A new system for tracking weapons of mass destruction in the field, a project to put tablet devices in the hands of Peace Corps volunteers decamping overseas and a $6 billion effort to better secure the dot-gov domain.
Those are just some of the projects recognized Monday at the second annual Bold Awards.
From nearly 100 nominations for the contest, 10 winners -- based on ambition, innovative prowess and outcomes -- were selected by the Nextgov editorial team, representing the boldest and most far-reaching projects.
“Those initiatives that made the cut show that innovation in government isn’t an oxymoron, but a concept that’s alive and well within the halls of government,” said Nextgov Executive Editor Camille Tuutti at the awards ceremony at Nextgov Prime 2014 recognizing all the finalists.
The boldest projects taking home awards were:
- An Office of Personnel Management team, led by Rebecca Ayers, won for its efforts developing the first software-as-a-service governmentwide performance management system—USA Performance.
- Gwen Camp and her team at FEMA’s Individual and Community Preparedness, used social media to implement and promote America's PrepareAthon!, FEMA's largest disaster-preparedness campaign.
- Patrick Choquette, director of innovation at the Peace Corps, used hackathons and crowdsourcing to solve Peace Corps-specific problems, such as mobile translation services.
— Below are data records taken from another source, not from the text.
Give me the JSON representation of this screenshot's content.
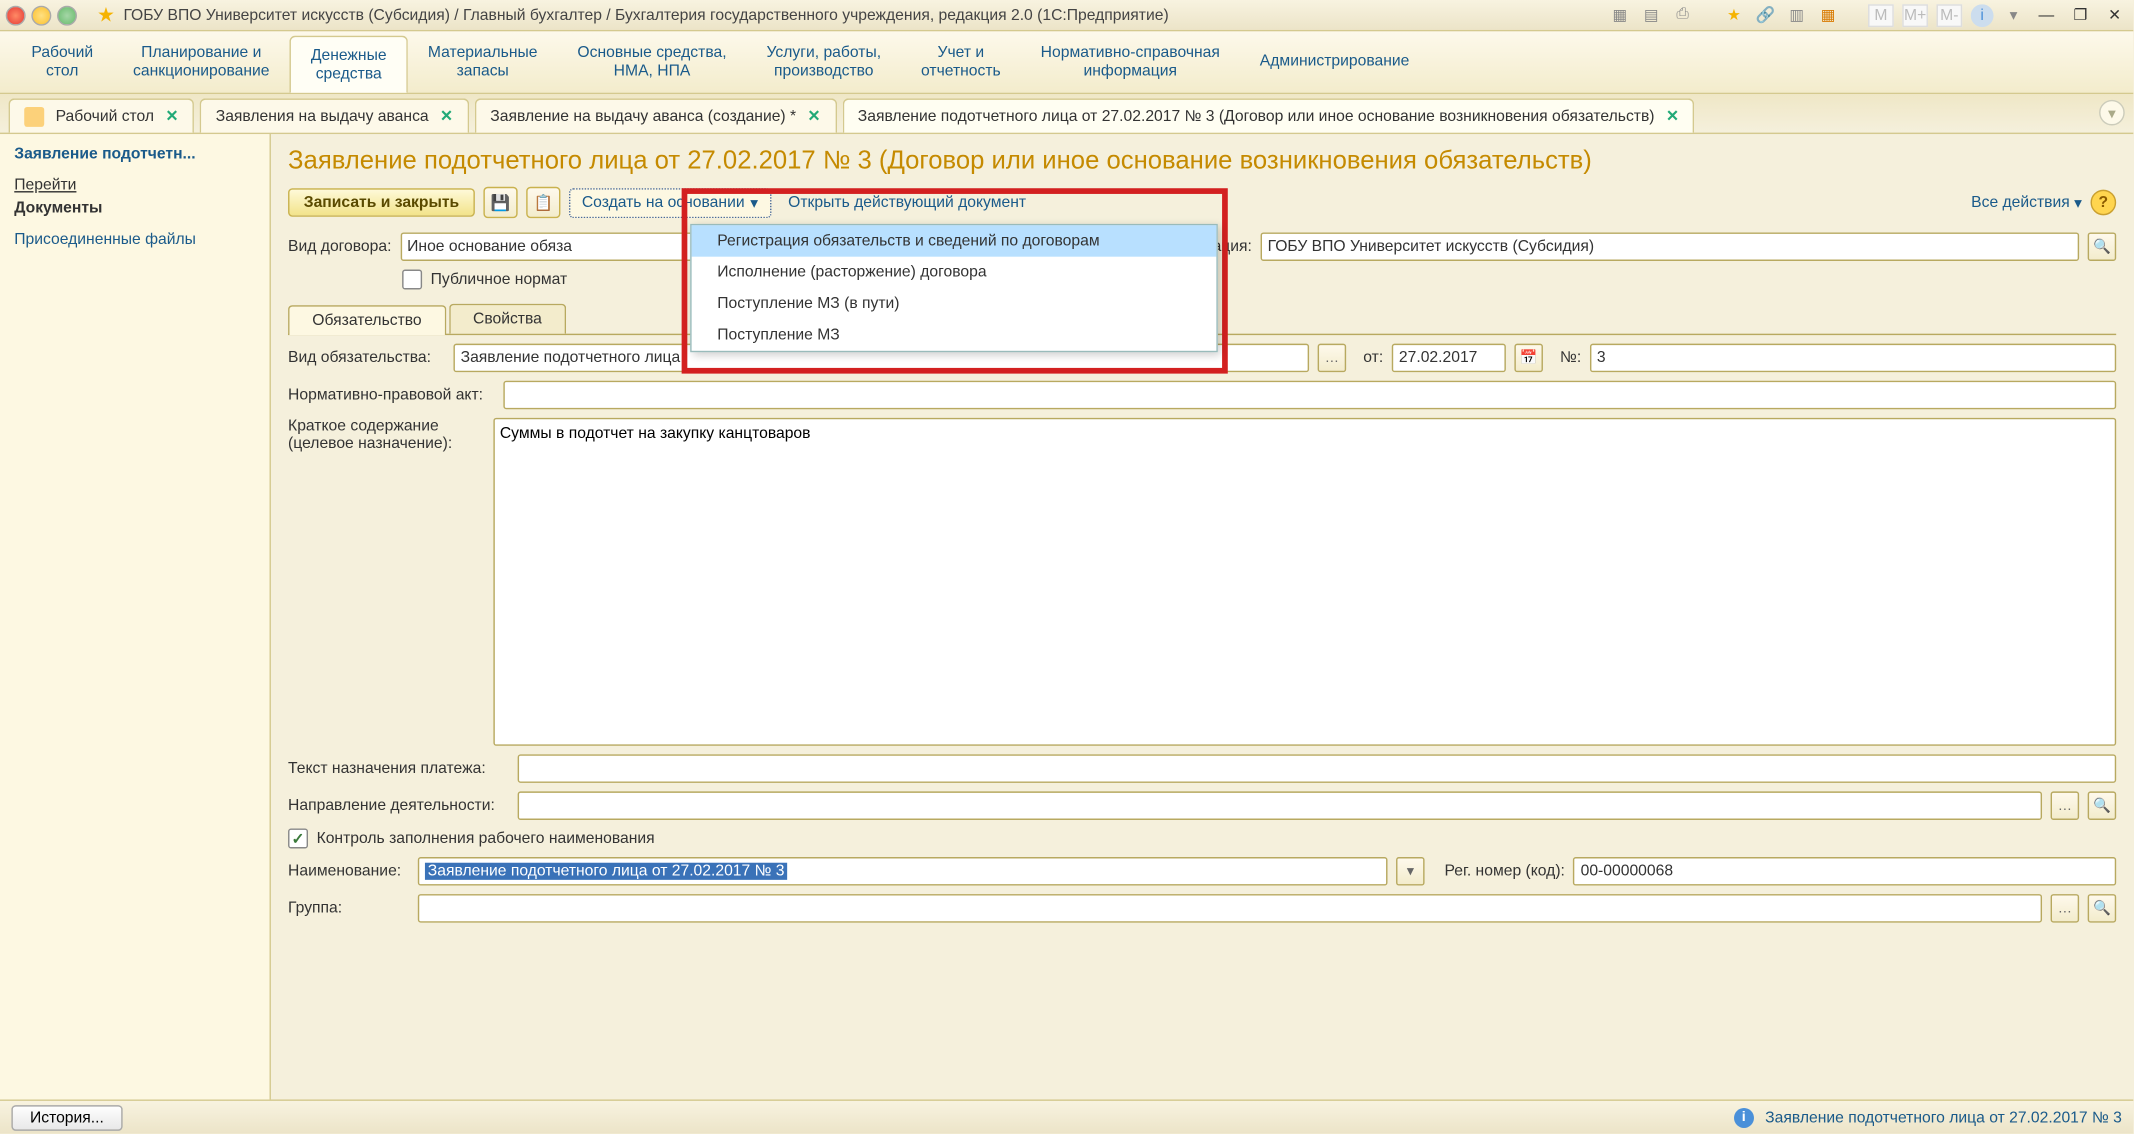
{
  "titlebar": {
    "text": "ГОБУ ВПО Университет искусств (Субсидия) / Главный бухгалтер / Бухгалтерия государственного учреждения, редакция 2.0  (1С:Предприятие)",
    "m_labels": [
      "M",
      "M+",
      "M-"
    ]
  },
  "mainmenu": [
    {
      "l1": "Рабочий",
      "l2": "стол"
    },
    {
      "l1": "Планирование и",
      "l2": "санкционирование"
    },
    {
      "l1": "Денежные",
      "l2": "средства"
    },
    {
      "l1": "Материальные",
      "l2": "запасы"
    },
    {
      "l1": "Основные средства,",
      "l2": "НМА, НПА"
    },
    {
      "l1": "Услуги, работы,",
      "l2": "производство"
    },
    {
      "l1": "Учет и",
      "l2": "отчетность"
    },
    {
      "l1": "Нормативно-справочная",
      "l2": "информация"
    },
    {
      "l1": "Администрирование",
      "l2": ""
    }
  ],
  "tabs": [
    {
      "label": "Рабочий стол",
      "active": false,
      "icon": true
    },
    {
      "label": "Заявления на выдачу аванса",
      "active": false
    },
    {
      "label": "Заявление на выдачу аванса (создание) *",
      "active": false
    },
    {
      "label": "Заявление подотчетного лица от 27.02.2017 № 3 (Договор или иное основание возникновения обязательств)",
      "active": true
    }
  ],
  "sidebar": {
    "title": "Заявление подотчетн...",
    "nav_label": "Перейти",
    "docs_label": "Документы",
    "files_label": "Присоединенные файлы"
  },
  "page": {
    "heading": "Заявление подотчетного лица от 27.02.2017 № 3 (Договор или иное основание возникновения обязательств)"
  },
  "toolbar": {
    "save_close": "Записать и закрыть",
    "create_based": "Создать на основании",
    "open_active": "Открыть действующий документ",
    "all_actions": "Все действия"
  },
  "dropdown": {
    "items": [
      "Регистрация обязательств и сведений по договорам",
      "Исполнение (расторжение) договора",
      "Поступление МЗ (в пути)",
      "Поступление МЗ"
    ]
  },
  "form": {
    "contract_type_label": "Вид договора:",
    "contract_type_value": "Иное основание обяза",
    "org_label": "Организация:",
    "org_value": "ГОБУ ВПО Университет искусств (Субсидия)",
    "public_npa_label": "Публичное нормат",
    "tab_obligation": "Обязательство",
    "tab_properties": "Свойства",
    "obligation_type_label": "Вид обязательства:",
    "obligation_type_value": "Заявление подотчетного лица",
    "date_label": "от:",
    "date_value": "27.02.2017",
    "number_label": "№:",
    "number_value": "3",
    "npa_label": "Нормативно-правовой акт:",
    "summary_label1": "Краткое содержание",
    "summary_label2": "(целевое назначение):",
    "summary_value": "Суммы в подотчет на закупку канцтоваров",
    "payment_text_label": "Текст назначения платежа:",
    "activity_label": "Направление деятельности:",
    "control_label": "Контроль заполнения рабочего наименования",
    "name_label": "Наименование:",
    "name_value": "Заявление подотчетного лица от 27.02.2017 № 3",
    "reg_label": "Рег. номер (код):",
    "reg_value": "00-00000068",
    "group_label": "Группа:"
  },
  "statusbar": {
    "history": "История...",
    "text": "Заявление подотчетного лица от 27.02.2017 № 3"
  }
}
He was also instrumental in getting tablet devices in the hands of Peace Corps volunteers.
- Daniel Clemons, project manager at the Intelligence Advanced Research Projects Activity, led a project to replace an antiquated process for reviewing research proposals with a secure, user-friendly software platform.
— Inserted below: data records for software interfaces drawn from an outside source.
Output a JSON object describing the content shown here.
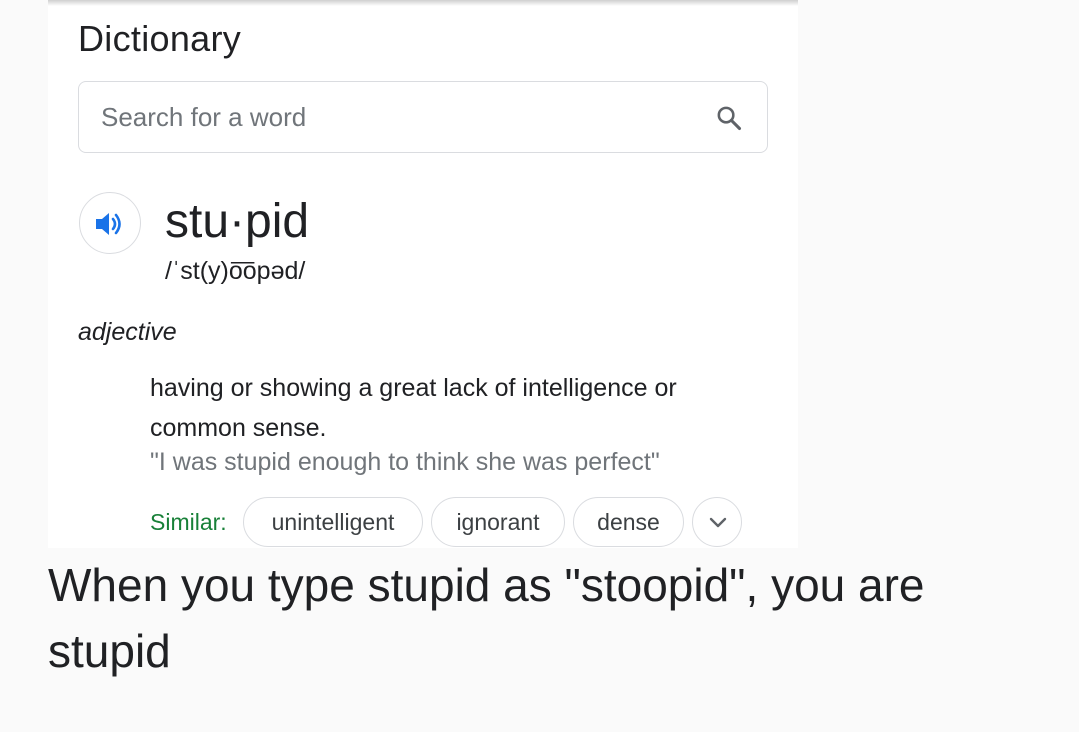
{
  "dictionary": {
    "title": "Dictionary",
    "search": {
      "placeholder": "Search for a word",
      "value": ""
    },
    "entry": {
      "headword": "stu·pid",
      "phonetic": "/ˈst(y)o͞opəd/",
      "part_of_speech": "adjective",
      "definition": "having or showing a great lack of intelligence or common sense.",
      "example": "\"I was stupid enough to think she was perfect\"",
      "similar_label": "Similar:",
      "similar_words": [
        "unintelligent",
        "ignorant",
        "dense"
      ]
    },
    "icons": {
      "search": "search-icon",
      "audio": "speaker-icon",
      "expand": "chevron-down-icon"
    },
    "colors": {
      "accent_blue": "#1a73e8",
      "similar_green": "#188038"
    }
  },
  "caption": "When you type stupid as \"stoopid\", you are stupid"
}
- Christina Lachance, public health adviser at the Office of Population Affairs, transformed OPA’s siloed family planning reporting system to a modern solution.
- Martha Lambie, assistant deputy commissioner for operations at the Social Security Administration, was honored with an award for the championing of a Web-based virtual help desk to help share expert knowledge with frontline staff.
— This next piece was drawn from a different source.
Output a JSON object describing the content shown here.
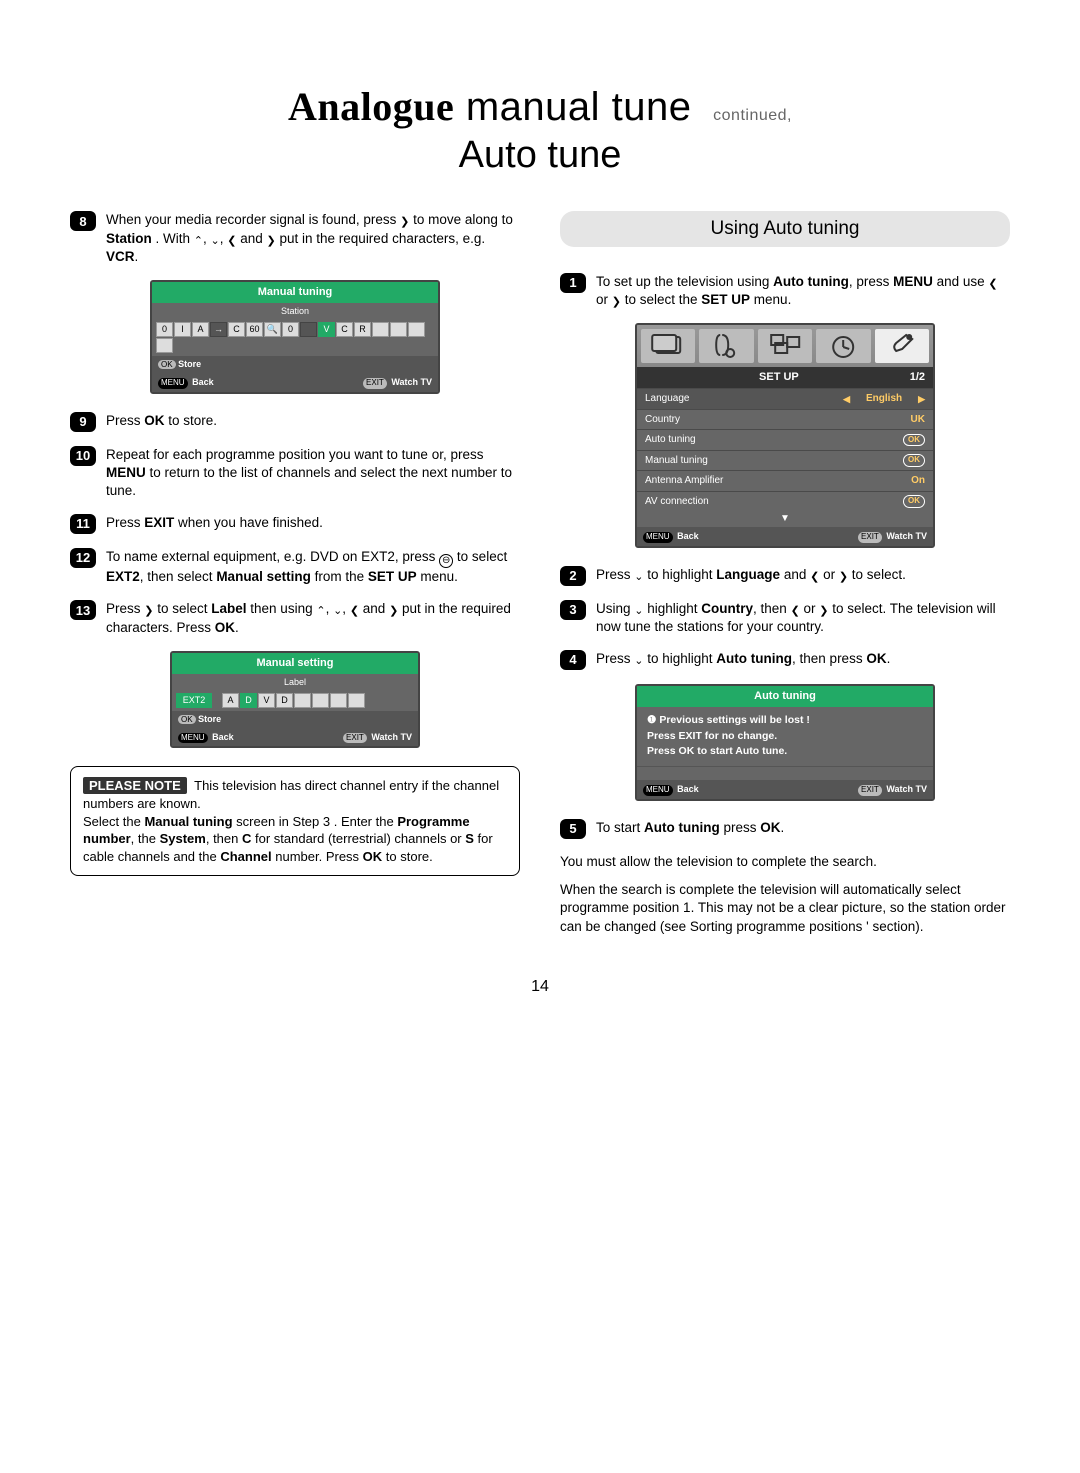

- John Picanso, CIO of the Agriculture Department’s Animal and Plant Health Inspection Service’s Veterinary Services, led an effort to revamp the agency’s nationwide animal disease surveillance database.
- A team at the U.S. Army, led by Chief Technology Officer Thomas Sasala, was recognized for the successful pilot project to deploy a multitenant virtual desktop solution for members of the Information Technology Agency and the Joint Staff in nearly one-third of the time for a typical project of this size.
- A team from the Department of Homeland Security, led by John Streufert, the agency’s director of federal network resilience, was recognized for its work navigating the complex and crucial beginning stages of the $6 billion continuous diagnostics and mitigation program.
- A team from the Defense Threat Reduction Agency, led by Andrew Wiedlea, won for the development of the Constellation prototype, an unclassified cloud-based system aiming to enhance situational awareness of threats from weapons of mass destruction.
Nextgov readers also selected Rebecca Ayers' OPM team for the "People's Choice" Bold Award.